Exercise directions: In the listing below, count every line that contains "Layers". Give nothing but the number.

Source records:
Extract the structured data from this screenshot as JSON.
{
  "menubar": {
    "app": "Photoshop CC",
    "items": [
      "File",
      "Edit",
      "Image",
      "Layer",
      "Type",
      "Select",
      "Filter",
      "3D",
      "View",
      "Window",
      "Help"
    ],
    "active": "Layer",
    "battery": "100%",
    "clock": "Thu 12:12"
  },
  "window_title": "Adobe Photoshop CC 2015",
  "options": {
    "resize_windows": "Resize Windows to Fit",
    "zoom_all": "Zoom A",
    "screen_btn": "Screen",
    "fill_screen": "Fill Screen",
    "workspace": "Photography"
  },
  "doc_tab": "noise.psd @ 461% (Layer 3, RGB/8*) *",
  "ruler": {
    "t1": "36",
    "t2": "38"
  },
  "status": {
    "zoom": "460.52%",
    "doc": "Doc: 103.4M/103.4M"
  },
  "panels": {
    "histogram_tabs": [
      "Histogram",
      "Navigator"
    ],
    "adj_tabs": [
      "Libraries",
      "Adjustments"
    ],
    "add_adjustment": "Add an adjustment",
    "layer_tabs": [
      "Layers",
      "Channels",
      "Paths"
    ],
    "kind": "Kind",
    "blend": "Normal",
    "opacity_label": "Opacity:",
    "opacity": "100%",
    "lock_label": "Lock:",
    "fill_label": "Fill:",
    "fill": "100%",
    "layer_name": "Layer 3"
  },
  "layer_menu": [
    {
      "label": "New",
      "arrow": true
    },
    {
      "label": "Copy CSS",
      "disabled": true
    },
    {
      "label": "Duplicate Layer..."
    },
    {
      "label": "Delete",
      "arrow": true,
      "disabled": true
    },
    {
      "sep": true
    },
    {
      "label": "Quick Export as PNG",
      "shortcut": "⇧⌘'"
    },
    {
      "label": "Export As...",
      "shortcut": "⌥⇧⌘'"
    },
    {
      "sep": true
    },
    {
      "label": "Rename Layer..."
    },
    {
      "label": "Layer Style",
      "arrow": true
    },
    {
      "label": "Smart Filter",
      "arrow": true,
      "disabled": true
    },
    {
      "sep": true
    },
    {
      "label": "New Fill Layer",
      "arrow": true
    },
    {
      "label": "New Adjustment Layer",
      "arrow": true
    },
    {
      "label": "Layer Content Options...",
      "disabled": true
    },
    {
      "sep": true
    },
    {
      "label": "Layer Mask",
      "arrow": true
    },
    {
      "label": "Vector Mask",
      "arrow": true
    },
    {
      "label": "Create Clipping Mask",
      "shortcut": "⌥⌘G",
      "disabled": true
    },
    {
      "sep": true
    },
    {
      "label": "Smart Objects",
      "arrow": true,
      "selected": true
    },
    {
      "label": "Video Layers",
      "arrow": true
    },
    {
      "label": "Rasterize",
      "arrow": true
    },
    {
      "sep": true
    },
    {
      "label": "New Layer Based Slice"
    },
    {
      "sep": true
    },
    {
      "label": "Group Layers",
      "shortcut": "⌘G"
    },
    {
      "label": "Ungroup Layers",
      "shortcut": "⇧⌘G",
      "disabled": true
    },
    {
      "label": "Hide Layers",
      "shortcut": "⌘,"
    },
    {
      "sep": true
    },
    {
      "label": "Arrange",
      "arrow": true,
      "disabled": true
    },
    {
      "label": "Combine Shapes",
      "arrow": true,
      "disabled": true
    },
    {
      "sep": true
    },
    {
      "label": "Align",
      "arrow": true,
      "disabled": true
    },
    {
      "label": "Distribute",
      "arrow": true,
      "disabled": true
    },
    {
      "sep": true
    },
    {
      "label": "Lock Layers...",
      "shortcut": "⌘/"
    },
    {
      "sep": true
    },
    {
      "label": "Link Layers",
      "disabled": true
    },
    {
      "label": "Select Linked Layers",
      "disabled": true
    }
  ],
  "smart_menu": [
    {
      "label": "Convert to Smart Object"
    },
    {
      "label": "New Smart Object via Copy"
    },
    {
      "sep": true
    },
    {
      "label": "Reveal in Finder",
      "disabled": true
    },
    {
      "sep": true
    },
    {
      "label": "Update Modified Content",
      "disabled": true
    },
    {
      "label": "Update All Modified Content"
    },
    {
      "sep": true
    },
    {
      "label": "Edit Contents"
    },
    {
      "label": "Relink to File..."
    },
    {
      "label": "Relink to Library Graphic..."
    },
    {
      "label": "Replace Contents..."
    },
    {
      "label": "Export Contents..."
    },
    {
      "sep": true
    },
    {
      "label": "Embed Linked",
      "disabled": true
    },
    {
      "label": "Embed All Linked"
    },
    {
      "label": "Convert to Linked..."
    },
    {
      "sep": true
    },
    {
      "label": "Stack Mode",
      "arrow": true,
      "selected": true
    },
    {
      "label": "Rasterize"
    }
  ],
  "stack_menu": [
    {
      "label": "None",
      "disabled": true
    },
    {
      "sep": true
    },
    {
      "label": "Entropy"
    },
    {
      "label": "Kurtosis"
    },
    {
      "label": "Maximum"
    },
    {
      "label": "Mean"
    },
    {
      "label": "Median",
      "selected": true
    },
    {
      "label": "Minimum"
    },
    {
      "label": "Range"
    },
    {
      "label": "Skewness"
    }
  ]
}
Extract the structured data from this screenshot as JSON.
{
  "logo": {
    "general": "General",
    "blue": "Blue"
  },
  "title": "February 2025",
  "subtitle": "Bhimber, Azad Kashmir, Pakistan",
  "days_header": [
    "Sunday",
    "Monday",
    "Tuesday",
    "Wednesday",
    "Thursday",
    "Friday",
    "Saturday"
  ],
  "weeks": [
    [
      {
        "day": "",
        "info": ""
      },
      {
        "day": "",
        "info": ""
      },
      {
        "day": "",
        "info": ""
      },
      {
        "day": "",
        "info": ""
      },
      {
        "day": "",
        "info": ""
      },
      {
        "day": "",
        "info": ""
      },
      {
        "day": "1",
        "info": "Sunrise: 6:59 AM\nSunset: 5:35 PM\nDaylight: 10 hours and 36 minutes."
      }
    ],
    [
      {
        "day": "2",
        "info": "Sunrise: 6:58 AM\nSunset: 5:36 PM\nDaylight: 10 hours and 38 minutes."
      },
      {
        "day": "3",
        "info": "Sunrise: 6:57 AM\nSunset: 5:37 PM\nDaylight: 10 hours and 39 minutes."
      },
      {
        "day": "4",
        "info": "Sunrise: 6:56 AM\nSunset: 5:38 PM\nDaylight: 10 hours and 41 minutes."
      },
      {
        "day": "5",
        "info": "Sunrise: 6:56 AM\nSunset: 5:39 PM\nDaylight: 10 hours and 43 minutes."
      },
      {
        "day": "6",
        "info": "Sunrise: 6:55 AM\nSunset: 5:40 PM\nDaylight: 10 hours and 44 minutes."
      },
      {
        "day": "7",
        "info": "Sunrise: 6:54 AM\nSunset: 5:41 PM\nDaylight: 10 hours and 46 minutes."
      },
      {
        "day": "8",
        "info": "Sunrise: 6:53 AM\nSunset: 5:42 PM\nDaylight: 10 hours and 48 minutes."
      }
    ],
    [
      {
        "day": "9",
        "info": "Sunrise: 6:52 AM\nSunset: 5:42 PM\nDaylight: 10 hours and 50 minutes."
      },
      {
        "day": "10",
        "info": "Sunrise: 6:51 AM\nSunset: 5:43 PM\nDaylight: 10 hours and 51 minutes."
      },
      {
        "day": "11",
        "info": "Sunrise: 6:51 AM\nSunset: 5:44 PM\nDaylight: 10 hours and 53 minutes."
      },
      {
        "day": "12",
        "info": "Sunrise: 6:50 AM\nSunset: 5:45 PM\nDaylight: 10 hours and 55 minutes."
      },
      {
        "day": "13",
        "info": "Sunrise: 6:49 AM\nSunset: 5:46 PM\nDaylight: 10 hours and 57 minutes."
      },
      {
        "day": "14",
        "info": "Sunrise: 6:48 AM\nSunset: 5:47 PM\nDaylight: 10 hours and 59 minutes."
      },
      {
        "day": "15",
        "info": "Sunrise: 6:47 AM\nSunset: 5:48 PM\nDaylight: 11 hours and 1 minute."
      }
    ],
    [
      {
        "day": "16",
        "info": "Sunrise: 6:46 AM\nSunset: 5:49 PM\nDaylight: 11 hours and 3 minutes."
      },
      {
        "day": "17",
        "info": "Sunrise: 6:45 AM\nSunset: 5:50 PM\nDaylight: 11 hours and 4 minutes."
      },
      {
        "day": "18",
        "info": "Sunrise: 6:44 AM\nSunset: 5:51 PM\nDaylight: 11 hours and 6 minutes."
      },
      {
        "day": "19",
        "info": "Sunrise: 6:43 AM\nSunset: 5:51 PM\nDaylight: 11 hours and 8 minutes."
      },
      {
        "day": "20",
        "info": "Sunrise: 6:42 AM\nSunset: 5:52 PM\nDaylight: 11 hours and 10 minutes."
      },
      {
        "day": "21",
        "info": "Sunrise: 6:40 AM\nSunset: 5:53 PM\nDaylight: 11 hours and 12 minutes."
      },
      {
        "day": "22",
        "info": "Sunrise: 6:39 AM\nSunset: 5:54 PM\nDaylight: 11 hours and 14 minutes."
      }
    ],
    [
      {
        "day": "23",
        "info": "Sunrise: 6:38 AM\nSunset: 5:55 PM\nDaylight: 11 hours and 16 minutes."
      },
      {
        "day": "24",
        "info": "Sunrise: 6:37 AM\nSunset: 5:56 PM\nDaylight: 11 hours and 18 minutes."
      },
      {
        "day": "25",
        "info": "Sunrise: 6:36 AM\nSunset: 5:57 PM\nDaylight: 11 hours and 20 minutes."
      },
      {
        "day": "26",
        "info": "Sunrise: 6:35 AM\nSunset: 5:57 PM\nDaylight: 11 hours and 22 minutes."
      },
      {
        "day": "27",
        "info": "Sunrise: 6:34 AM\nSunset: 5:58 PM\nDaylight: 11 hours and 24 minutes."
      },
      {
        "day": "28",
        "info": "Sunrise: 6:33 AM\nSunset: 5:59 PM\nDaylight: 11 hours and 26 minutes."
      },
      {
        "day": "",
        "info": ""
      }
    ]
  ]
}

The answer: 8